Located on Passeig de Grácia, the two-bedroom flat boasts a range of period features including a Catalan vault ceiling, wooden parquet flooring and an antique chandelier.
These ornamental details command attention, yet Barcelona-based Schultz and her team have managed to make the interior feel bright and spacious by adding new furniture sparingly and adopting a sensitive colour strategy that enhances what's already there.
"We maintained almost all elements of the flat," Schultz told Dezeen. "Architectural interventions were all in the interest of preserving the home and refinishing it."
Passeig de Grácia 97 is owned by a young entrepreneur who recently relocated from Paris. As he is often travelling, he wanted his home to feel both functional and peaceful.
Schultz felt it was important to retain as many of the apartment's existing features as possible, but to make them feel fresh by pairing them with characterful modern pieces.

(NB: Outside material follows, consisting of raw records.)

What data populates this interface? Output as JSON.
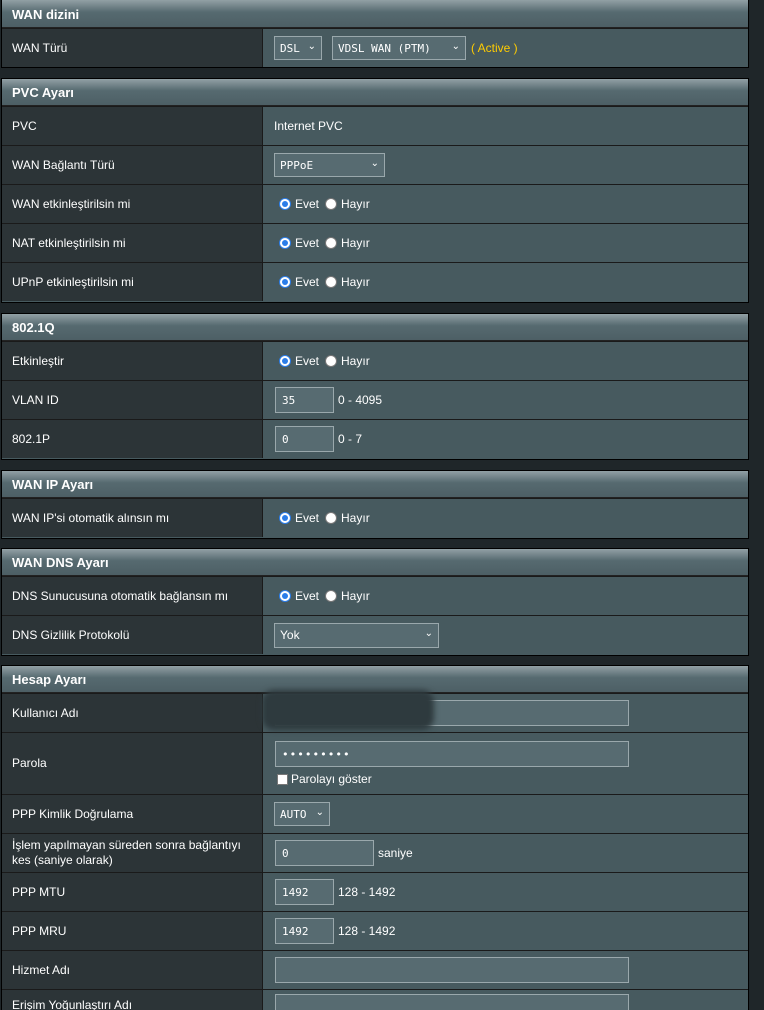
{
  "wan_index": {
    "title": "WAN dizini",
    "wan_type_label": "WAN Türü",
    "wan_type_select": "DSL",
    "wan_mode_select": "VDSL WAN (PTM)",
    "status": "( Active )"
  },
  "pvc": {
    "title": "PVC Ayarı",
    "pvc_label": "PVC",
    "pvc_value": "Internet PVC",
    "conn_type_label": "WAN Bağlantı Türü",
    "conn_type_select": "PPPoE",
    "wan_enable_label": "WAN etkinleştirilsin mi",
    "nat_enable_label": "NAT etkinleştirilsin mi",
    "upnp_enable_label": "UPnP etkinleştirilsin mi"
  },
  "radio": {
    "yes": "Evet",
    "no": "Hayır"
  },
  "vlan": {
    "title": "802.1Q",
    "enable_label": "Etkinleştir",
    "vlan_id_label": "VLAN ID",
    "vlan_id_value": "35",
    "vlan_id_range": "0 - 4095",
    "p_label": "802.1P",
    "p_value": "0",
    "p_range": "0 - 7"
  },
  "wan_ip": {
    "title": "WAN IP Ayarı",
    "auto_label": "WAN IP'si otomatik alınsın mı"
  },
  "wan_dns": {
    "title": "WAN DNS Ayarı",
    "auto_label": "DNS Sunucusuna otomatik bağlansın mı",
    "privacy_label": "DNS Gizlilik Protokolü",
    "privacy_select": "Yok"
  },
  "account": {
    "title": "Hesap Ayarı",
    "username_label": "Kullanıcı Adı",
    "password_label": "Parola",
    "password_value": "•••••••••",
    "show_password_label": "Parolayı göster",
    "auth_label": "PPP Kimlik Doğrulama",
    "auth_select": "AUTO",
    "idle_label": "İşlem yapılmayan süreden sonra bağlantıyı kes (saniye olarak)",
    "idle_value": "0",
    "idle_unit": "saniye",
    "mtu_label": "PPP MTU",
    "mtu_value": "1492",
    "mtu_range": "128 - 1492",
    "mru_label": "PPP MRU",
    "mru_value": "1492",
    "mru_range": "128 - 1492",
    "service_label": "Hizmet Adı",
    "concentrator_label": "Erişim Yoğunlaştırı Adı"
  },
  "colors": {
    "status": "#ffcc00",
    "radio_selected": "#2b7de9",
    "row_label_bg": "#2c3437",
    "row_value_bg": "#475a5f"
  }
}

"The client wanted just the essentials, so the space is carefully curated," she explained. "Each object plays with our core ideas of earthiness, handcrafted, local and comfortable."
The starting point for her design was the living room, where a pink stone fireplace with chequered green tiles is set against a wall of wood panelling and shelves.
"One the things that struck me most about the flat was the living room with its charm: all the existing wood shelving and millwork, the crown moulding and antique details," said Schultz.
To complement these elements, a green tone was added to doors, window frames and ceiling mouldings, to announce this room as the centre of the home.
The same green features in the velvet dining chairs, which surround a wooden table at one end of the room.
Other key details in this room include a curvy white armchair, a bulky black side table and a bulbous leather floor lamp.
For the rest of the home, Schultz was keen to maintain the vistas through the floor plan.
The flat has an unusual layout that contains no corridors. The lobby, kitchen, living room and dining space are laid out in sequence, connected by arched doorways, while two bedrooms and bathrooms are set alongside.
"There is a linear focal point starting from the entry leading to the terrace, which allows for this amazing procession through the spaces," said Schultz. "The sunlight hits all the way from the terrace to the entry."
To highlight the lighting contrasts, the walls in different rooms are painted in subtly different shades of white.
The gilded mirror was found in the apartment, but was deemed too large to be hung from a wall. Instead it is propped up in the corner of the main bedroom, offering cloudy grey reflections of the room.
To balance the visual of this element and emphasise the high ceiling, Schultz chose a low, platform-style bed.
The biggest challenge for the designer was the project timeline; she was given just five weeks to complete, which provided challenging when many existing elements – the patios, for instance – needed to be repaired.
To ensure she completed on time, Schultz sourced all of the furniture from retailers with shops in Barcelona, including Dareels, Kave Home and Oliver.
Other examples of refurbished apartments in Barcelona include a geometric design for a flat in Ricardo Bofill's Walden 7 and a yellow scheme for a home in Sarrià-Sant Gervasi.
Photography is by Adrià Goula.
Design: Jeanne Schultz Design Studio
Project team: Jeanne Schultz, Tomas Romero Talley, Mateus Sartori